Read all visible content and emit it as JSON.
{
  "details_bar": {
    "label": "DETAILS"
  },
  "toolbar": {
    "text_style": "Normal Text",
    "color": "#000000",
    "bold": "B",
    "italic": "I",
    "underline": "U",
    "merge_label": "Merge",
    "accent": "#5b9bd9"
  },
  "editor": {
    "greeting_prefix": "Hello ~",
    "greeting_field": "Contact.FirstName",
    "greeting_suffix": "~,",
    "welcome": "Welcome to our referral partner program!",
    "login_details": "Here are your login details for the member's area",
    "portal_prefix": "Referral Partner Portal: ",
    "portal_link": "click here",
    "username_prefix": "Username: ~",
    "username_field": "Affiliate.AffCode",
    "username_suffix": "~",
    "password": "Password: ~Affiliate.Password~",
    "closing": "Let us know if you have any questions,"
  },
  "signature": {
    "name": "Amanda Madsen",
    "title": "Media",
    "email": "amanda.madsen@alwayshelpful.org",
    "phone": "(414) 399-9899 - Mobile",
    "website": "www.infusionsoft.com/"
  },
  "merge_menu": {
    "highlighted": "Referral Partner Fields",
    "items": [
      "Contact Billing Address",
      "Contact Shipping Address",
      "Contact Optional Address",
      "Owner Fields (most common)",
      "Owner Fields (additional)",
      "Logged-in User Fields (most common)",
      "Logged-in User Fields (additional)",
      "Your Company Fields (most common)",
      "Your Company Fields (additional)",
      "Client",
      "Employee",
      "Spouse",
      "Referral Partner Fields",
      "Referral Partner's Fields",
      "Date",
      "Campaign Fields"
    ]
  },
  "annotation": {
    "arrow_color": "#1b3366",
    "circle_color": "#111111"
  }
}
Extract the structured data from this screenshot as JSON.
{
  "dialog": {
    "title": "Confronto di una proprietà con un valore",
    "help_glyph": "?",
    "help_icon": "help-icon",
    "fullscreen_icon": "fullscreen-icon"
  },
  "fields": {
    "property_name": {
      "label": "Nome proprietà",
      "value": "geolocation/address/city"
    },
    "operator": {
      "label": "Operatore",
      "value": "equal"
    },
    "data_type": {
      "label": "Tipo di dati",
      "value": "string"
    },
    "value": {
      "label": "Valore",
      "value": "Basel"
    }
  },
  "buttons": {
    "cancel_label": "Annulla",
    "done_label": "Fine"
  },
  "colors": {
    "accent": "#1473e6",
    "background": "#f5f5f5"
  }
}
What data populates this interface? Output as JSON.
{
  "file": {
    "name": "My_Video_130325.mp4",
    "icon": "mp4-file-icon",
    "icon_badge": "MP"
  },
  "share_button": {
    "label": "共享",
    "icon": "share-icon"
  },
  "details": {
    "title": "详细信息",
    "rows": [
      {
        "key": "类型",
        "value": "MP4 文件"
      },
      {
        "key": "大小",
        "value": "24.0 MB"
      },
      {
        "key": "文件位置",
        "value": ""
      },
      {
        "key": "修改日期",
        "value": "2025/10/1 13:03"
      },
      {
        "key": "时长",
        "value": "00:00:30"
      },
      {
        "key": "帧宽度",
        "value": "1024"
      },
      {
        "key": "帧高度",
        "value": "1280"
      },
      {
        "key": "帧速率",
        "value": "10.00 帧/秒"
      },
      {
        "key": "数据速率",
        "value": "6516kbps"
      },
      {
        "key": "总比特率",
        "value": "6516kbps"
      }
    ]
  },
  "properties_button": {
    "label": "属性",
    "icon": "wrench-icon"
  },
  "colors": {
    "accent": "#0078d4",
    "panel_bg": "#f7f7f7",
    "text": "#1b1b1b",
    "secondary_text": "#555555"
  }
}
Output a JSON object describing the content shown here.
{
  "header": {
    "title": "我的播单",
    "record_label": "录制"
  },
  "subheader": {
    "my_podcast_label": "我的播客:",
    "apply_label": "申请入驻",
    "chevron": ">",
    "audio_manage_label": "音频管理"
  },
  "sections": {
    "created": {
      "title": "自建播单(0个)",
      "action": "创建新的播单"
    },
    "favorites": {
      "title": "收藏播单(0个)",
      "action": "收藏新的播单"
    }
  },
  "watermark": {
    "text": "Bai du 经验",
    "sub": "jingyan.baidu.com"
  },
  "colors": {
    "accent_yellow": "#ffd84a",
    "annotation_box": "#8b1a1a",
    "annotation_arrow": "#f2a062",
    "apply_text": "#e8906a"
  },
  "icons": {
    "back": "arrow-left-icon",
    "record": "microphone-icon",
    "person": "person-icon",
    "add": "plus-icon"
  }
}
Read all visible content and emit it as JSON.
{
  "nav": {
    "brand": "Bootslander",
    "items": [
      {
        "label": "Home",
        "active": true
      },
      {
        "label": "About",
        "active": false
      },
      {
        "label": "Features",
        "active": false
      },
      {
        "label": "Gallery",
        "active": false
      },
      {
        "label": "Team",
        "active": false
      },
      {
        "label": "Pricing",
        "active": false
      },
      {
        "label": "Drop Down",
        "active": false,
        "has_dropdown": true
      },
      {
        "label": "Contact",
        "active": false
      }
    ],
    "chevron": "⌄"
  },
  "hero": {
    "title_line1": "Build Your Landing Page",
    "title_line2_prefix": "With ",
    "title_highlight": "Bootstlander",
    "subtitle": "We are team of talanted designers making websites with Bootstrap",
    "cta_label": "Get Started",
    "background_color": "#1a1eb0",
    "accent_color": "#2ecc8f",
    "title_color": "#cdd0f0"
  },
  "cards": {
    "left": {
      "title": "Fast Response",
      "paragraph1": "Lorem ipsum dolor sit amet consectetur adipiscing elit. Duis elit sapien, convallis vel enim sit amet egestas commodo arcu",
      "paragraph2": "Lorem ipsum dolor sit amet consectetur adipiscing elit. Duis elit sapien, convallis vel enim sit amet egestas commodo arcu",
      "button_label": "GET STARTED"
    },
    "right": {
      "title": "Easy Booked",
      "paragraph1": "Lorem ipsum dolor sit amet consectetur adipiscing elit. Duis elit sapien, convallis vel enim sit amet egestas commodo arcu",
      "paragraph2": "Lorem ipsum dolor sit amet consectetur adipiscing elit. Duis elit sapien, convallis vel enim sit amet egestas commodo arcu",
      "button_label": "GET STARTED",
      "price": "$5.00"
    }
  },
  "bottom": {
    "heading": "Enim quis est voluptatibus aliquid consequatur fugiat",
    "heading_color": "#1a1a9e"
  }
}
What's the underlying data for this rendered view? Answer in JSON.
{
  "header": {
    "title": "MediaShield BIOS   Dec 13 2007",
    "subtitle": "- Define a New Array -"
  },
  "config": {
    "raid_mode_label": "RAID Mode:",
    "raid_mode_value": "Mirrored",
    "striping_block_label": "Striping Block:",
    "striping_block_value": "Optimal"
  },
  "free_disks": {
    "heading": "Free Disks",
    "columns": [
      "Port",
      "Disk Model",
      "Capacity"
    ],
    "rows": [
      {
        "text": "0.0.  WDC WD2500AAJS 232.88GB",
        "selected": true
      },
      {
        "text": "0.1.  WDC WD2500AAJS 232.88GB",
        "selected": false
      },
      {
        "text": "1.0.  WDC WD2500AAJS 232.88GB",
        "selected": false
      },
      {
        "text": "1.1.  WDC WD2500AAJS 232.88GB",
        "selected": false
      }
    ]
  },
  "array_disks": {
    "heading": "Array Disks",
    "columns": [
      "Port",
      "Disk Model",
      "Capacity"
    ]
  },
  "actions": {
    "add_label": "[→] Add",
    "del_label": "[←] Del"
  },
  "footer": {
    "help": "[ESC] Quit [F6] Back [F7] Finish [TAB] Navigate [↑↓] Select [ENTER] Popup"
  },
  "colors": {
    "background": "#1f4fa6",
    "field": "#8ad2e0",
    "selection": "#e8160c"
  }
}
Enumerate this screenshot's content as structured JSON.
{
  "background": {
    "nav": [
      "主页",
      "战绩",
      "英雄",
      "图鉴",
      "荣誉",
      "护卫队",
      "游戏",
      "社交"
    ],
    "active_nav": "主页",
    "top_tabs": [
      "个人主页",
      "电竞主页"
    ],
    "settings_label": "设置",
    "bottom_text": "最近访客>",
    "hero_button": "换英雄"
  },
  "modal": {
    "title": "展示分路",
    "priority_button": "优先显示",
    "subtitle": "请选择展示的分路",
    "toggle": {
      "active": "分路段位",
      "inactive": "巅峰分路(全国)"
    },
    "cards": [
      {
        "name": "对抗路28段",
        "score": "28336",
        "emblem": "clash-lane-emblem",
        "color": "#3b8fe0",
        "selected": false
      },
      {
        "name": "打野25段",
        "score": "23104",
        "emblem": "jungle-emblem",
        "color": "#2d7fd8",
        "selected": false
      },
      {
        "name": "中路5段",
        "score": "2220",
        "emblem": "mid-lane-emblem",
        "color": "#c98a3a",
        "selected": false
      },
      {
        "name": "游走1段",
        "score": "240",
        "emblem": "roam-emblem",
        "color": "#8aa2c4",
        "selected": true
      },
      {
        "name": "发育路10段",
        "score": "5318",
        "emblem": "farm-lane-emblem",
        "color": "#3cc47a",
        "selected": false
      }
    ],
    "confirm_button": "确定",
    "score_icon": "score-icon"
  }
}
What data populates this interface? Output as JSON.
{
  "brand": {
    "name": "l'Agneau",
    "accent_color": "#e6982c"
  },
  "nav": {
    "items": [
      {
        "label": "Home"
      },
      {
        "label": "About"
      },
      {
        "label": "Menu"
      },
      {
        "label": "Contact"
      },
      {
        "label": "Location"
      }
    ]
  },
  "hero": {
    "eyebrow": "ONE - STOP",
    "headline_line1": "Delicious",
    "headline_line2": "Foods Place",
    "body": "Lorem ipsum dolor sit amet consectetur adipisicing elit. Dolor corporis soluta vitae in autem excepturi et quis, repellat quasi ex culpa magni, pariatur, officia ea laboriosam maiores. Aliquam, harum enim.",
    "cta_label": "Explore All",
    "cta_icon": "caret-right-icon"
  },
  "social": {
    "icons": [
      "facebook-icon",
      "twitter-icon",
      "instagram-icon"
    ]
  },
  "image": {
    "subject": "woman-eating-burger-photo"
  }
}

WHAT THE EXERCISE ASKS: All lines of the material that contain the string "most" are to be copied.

OUTPUT OF THE EXERCISE:
      "Owner Fields (most common)",
      "Logged-in User Fields (most common)",
      "Your Company Fields (most common)",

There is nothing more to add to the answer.